Material provided below:
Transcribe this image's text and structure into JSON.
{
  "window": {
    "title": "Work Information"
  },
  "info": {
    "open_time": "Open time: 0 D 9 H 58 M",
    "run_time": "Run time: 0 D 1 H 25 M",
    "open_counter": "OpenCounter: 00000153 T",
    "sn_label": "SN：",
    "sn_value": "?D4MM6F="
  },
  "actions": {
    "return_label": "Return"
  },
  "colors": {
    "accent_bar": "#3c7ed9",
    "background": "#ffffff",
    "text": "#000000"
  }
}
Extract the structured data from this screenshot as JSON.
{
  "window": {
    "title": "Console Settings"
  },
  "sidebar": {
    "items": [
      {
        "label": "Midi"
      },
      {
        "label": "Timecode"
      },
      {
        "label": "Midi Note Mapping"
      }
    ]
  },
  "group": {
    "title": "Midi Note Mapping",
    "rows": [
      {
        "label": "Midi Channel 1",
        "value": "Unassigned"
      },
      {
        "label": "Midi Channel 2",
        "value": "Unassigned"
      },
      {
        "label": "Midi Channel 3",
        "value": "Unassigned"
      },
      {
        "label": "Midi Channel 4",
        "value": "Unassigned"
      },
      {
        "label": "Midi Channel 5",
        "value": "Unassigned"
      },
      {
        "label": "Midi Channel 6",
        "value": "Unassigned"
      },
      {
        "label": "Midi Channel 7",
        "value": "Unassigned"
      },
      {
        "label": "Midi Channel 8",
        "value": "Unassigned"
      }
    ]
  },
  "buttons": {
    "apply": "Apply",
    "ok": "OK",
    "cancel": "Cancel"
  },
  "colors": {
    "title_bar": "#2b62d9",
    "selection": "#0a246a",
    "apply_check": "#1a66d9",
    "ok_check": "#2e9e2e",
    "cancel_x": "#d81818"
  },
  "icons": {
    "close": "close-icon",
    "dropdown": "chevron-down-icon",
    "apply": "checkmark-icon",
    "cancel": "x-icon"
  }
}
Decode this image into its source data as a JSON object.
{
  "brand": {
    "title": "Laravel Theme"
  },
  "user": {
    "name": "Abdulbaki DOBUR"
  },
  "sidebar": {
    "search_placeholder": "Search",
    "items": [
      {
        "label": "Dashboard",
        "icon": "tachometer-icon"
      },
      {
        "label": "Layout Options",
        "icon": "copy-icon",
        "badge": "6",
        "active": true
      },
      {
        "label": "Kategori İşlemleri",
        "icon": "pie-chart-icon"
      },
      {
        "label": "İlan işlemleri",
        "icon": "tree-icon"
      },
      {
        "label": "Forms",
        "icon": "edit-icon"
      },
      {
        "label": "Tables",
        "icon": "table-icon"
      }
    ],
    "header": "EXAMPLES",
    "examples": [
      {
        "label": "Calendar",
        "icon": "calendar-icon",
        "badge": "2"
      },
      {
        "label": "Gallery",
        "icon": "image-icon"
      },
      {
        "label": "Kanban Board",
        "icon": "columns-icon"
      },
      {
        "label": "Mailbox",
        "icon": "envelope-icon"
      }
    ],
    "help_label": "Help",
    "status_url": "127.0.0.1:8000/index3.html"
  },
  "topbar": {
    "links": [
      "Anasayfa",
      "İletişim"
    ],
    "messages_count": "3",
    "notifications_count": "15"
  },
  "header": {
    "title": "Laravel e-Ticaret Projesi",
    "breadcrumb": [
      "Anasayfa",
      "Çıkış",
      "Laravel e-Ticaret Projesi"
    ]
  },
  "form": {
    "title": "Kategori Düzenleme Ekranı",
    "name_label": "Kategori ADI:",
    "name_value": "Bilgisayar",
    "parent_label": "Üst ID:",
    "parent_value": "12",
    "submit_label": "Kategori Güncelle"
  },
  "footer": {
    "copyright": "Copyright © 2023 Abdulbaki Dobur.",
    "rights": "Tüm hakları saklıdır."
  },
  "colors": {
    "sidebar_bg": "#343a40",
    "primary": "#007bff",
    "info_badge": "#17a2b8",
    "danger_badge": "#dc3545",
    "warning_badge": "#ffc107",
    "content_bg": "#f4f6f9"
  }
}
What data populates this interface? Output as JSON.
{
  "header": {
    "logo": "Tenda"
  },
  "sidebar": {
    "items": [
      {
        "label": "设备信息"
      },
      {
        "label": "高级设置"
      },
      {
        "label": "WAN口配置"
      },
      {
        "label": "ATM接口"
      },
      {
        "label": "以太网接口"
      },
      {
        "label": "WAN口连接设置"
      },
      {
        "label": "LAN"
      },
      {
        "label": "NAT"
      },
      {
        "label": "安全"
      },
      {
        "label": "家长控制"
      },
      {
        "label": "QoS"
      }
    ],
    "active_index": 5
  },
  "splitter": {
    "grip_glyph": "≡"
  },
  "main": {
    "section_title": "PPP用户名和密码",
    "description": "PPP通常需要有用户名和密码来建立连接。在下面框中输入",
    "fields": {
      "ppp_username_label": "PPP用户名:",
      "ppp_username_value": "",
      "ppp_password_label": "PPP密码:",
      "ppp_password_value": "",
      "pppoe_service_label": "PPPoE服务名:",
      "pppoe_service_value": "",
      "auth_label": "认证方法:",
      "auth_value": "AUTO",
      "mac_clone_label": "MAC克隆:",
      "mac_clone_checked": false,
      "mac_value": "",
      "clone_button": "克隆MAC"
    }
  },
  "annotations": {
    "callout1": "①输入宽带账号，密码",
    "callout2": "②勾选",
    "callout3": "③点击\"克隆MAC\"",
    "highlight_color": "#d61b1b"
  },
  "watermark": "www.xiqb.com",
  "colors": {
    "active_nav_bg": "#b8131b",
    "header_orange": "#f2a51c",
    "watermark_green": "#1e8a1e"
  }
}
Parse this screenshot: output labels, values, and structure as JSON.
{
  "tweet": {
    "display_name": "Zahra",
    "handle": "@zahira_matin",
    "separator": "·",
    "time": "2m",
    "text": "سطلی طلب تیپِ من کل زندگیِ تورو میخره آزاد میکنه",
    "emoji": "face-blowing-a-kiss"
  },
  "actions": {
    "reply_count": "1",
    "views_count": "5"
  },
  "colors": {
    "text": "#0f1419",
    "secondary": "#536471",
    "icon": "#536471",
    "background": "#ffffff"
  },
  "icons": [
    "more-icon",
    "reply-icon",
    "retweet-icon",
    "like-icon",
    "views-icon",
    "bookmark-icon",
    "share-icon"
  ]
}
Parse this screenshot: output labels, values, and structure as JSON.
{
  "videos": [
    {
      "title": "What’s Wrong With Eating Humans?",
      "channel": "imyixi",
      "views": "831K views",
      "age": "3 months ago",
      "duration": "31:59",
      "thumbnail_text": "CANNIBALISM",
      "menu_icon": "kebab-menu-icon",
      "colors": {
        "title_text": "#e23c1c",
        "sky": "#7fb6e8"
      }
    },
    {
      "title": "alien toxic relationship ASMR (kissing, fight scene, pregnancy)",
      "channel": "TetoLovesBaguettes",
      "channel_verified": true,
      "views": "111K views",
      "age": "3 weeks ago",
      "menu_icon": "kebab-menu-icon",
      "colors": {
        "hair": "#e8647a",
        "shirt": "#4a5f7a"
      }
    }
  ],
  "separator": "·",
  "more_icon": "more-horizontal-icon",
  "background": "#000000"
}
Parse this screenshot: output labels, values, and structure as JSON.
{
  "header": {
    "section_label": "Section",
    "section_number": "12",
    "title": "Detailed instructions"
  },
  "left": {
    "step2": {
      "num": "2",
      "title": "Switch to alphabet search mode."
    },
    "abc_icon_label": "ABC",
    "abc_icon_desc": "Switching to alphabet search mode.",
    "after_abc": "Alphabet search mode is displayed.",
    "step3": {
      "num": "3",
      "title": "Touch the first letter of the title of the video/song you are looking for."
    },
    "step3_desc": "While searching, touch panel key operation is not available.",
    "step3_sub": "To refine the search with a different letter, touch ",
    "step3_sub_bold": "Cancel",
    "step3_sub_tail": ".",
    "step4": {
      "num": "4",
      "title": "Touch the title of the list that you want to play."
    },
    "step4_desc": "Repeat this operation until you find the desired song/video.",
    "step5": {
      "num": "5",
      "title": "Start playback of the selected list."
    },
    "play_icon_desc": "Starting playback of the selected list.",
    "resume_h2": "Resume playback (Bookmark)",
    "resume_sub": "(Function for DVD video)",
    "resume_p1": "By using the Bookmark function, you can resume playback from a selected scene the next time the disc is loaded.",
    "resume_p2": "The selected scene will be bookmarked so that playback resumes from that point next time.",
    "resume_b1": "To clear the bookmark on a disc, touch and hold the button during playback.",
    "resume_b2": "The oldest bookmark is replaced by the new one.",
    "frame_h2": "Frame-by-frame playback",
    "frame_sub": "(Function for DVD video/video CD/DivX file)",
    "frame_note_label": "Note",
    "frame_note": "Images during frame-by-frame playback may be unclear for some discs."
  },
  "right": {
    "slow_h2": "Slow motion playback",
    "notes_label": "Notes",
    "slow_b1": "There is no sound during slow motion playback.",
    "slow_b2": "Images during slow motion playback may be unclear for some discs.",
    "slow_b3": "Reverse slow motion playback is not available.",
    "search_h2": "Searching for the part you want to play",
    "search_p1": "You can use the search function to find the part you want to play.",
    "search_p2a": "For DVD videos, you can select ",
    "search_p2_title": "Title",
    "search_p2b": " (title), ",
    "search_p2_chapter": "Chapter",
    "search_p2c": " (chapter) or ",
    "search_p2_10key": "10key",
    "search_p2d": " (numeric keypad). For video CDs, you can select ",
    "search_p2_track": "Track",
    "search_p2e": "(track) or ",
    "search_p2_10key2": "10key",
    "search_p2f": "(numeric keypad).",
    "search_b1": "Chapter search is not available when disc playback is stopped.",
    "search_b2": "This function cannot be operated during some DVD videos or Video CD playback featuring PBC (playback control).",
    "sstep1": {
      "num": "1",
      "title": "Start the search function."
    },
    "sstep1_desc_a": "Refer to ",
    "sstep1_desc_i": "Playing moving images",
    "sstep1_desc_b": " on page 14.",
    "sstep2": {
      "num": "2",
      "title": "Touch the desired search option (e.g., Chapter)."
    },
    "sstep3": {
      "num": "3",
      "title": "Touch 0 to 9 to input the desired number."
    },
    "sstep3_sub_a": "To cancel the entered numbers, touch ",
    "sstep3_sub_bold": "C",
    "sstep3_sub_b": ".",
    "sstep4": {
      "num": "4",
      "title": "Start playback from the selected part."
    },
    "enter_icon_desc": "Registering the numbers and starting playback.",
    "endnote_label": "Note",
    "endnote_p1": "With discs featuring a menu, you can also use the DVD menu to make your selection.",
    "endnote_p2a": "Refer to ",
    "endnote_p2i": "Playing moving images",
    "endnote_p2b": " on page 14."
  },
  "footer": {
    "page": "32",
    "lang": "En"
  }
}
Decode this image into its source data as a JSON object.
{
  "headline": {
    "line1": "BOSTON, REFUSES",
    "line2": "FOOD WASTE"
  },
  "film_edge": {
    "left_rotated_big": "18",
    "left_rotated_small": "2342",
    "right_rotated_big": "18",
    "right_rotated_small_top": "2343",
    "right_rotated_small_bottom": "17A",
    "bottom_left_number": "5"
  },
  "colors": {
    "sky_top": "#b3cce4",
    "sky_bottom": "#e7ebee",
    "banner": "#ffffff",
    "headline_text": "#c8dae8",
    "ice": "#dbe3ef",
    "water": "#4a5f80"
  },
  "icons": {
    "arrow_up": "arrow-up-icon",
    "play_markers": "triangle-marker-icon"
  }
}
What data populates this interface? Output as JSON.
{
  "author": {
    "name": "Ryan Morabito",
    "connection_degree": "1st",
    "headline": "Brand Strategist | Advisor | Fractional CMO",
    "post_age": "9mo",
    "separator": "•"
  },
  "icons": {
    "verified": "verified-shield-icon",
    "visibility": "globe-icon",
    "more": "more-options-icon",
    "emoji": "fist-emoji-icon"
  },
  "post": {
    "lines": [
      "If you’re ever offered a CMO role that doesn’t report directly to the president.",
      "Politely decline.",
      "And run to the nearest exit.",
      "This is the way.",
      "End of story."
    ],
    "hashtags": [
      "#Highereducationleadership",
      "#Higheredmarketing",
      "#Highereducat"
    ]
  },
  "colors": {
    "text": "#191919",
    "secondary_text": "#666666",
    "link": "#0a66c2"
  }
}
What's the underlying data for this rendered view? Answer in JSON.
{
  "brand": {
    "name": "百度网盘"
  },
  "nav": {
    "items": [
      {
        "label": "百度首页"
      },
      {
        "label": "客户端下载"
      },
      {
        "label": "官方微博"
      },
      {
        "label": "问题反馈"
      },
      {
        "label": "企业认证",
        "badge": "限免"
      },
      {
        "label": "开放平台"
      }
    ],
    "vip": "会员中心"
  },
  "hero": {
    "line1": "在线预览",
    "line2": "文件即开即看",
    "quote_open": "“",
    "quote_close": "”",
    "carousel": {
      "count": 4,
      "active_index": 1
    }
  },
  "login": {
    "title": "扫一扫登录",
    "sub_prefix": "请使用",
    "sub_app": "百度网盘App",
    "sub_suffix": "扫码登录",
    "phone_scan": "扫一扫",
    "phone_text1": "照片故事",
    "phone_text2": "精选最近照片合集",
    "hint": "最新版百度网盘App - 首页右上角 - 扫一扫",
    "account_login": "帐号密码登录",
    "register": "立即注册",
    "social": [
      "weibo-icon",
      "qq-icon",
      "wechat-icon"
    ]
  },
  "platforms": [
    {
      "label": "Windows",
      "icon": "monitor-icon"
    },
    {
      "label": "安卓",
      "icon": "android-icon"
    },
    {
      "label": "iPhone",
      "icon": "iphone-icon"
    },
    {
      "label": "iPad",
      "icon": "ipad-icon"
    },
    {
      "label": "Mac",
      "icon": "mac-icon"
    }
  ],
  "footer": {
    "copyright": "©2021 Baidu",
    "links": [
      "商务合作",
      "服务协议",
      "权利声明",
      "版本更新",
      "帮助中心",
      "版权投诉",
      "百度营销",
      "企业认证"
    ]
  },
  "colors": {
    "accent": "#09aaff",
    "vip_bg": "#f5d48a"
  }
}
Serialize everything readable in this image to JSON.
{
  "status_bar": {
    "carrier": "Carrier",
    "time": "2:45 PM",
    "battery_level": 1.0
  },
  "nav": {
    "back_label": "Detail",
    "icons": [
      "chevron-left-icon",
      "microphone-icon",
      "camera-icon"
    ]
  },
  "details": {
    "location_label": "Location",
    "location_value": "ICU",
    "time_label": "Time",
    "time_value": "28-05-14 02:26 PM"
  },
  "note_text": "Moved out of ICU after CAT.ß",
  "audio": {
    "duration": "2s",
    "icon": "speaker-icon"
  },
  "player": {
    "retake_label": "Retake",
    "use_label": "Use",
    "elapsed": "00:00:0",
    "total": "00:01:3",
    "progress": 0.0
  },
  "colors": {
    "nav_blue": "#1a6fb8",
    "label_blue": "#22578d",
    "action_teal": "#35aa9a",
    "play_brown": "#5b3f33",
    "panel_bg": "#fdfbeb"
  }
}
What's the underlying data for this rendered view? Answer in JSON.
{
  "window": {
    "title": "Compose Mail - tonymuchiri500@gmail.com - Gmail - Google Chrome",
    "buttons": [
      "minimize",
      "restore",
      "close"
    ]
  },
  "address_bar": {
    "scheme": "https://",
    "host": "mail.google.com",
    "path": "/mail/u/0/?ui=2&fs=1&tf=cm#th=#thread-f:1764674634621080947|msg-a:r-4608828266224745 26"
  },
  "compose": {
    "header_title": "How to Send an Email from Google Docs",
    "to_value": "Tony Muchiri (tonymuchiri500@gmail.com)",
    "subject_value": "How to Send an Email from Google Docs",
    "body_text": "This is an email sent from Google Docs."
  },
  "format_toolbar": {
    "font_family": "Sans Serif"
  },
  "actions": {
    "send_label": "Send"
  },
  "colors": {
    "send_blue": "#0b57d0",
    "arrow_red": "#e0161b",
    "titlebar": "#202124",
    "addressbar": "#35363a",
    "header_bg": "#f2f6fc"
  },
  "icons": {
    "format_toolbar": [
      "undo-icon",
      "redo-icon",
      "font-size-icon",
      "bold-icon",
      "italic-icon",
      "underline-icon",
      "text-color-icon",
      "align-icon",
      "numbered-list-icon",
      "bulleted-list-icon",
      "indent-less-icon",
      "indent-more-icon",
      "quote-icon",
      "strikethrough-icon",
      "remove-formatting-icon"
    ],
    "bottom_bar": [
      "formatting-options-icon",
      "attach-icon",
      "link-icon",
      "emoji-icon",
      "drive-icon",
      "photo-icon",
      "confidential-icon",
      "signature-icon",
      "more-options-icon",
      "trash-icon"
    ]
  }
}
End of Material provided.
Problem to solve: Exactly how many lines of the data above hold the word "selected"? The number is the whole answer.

Answer to the problem: 5